The global chemical business can be categorized into three sectors: petrochemical, which accounts for 46 percent of global business; new material chemicals, which takes up 45 percent; and inorganic chemistry with 9 percent.
However, Korean companies are heavily concentrated in petrochemicals, reporting a $31.4 billion trade surplus.
On the other hand, high-value precision chemistry businesses reported a trade deficit of $9.2 billion.
Additionally, last year the companies imported expensive materials like paint, ink and adhesives and display materials, whose import unit price exceeds $19,000 per ton. They imported a total of $2 billion in such materials, which accounted for 12 percent of the total.
Korean companies also fell behind in petrochemical development, which should be one of their areas of specialty, to Japan, the United States, Germany and others.
Lim said the crisis that Korean companies face today came from within.
Korean companies since 2012 on average have spent $2.1 billion on research and development, far less than $12.3 billion Europe spent. China during the same period spent $10.4 billion, after spending only $2.9 billion in 2006.
Korean companies invest 1.3 percent of their revenue on research and development, a stark contrast to the 4 percent investment of Japanese companies.
Toray is a Japanese company that started off as a textile manufacturer in 1926. Today, it has more than 7,100 employees and last year it saw revenue of 1.8 trillion yen (17.4 trillion won).
Last year, the company raked in 256 billion yen in the textile business, which many experts and market players consider an industry in decline.
The secret to the success of the Japanese chemical company was cooperation. Toray proposed working jointly with Uniqlo in 2000. The company set up a global operations office at its headquarters and started to develop the textile that Uniqlo requested. As a result, they were able to develop Heattech in 2003.
The new textile with high heat retention also led to the successful development of the fleece jacket. Its not the only textile that Toray is working on jointly as it is expanding product cooperation to other new materials, including plastics with strong carbon fiber.
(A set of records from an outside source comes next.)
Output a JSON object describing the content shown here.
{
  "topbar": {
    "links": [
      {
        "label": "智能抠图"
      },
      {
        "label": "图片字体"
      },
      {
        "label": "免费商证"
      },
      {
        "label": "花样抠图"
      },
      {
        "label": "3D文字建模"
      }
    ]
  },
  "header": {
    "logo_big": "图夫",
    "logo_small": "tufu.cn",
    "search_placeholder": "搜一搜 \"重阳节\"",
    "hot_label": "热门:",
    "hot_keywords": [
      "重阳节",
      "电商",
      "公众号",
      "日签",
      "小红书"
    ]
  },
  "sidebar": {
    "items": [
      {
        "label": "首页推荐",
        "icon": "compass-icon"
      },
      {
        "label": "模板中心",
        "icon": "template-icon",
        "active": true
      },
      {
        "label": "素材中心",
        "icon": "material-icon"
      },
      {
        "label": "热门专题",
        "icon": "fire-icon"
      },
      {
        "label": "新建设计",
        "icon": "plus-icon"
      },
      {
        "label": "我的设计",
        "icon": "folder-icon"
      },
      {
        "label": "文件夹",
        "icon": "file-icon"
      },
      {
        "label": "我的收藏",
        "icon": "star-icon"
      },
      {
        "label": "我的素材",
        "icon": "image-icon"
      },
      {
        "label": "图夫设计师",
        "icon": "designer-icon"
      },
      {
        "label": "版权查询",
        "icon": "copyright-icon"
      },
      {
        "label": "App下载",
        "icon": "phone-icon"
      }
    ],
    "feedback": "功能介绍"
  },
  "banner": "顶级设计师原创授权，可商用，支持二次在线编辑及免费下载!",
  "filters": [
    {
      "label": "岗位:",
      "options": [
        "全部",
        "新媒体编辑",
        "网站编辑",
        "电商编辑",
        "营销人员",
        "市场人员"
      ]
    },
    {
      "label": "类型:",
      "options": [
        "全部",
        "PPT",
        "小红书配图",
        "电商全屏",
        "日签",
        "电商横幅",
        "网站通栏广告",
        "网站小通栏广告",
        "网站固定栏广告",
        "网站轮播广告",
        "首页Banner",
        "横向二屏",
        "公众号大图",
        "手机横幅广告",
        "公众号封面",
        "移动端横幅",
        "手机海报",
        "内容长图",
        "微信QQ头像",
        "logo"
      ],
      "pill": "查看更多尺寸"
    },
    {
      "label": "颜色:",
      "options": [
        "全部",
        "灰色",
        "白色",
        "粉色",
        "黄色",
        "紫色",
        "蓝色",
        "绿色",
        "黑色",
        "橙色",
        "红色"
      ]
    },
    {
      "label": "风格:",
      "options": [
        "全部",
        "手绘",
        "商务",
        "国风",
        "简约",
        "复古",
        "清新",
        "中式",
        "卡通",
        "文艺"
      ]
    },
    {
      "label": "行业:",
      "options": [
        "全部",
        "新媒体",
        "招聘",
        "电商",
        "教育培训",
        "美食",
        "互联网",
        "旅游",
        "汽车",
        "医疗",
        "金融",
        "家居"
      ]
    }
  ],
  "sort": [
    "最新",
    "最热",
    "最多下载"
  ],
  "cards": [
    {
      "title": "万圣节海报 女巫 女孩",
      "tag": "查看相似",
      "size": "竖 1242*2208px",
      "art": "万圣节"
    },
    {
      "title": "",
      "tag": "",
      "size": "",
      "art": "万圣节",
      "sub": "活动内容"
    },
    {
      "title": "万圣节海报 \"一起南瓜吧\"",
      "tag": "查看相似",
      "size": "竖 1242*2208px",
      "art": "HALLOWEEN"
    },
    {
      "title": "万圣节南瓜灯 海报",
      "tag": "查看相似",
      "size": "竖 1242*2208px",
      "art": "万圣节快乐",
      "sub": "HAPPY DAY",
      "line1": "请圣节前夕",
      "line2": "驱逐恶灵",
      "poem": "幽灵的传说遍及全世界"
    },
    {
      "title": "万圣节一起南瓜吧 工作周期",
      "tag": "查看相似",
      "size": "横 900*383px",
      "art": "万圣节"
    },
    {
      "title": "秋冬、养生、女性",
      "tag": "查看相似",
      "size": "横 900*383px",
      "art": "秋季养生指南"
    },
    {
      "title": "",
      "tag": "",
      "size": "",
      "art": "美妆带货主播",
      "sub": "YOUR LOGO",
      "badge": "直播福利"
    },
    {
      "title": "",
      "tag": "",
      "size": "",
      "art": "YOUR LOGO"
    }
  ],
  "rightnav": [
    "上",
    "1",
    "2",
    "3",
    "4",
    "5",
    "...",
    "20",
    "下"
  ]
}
It not only succeeded in partnering with airplane manufacturers Boeing and Air Bus, it went on to establish an automotive material solution center in 2008 and has been working with Mercedes-Benz on developing automobile parts.
In 2011, it was able to introduce its own developed concept car, the Teewave.
“If the only plan is to hold on like in the past, Korean chemical companies will loose their opportunities,” said Lim. “Before blaming it on the economy, the companies have to ponder on how they would strengthen their businesses from the very foundation and set the current struggle as the starting point for change and innovation.”
BY KIM HYUN-YE [email@example.com]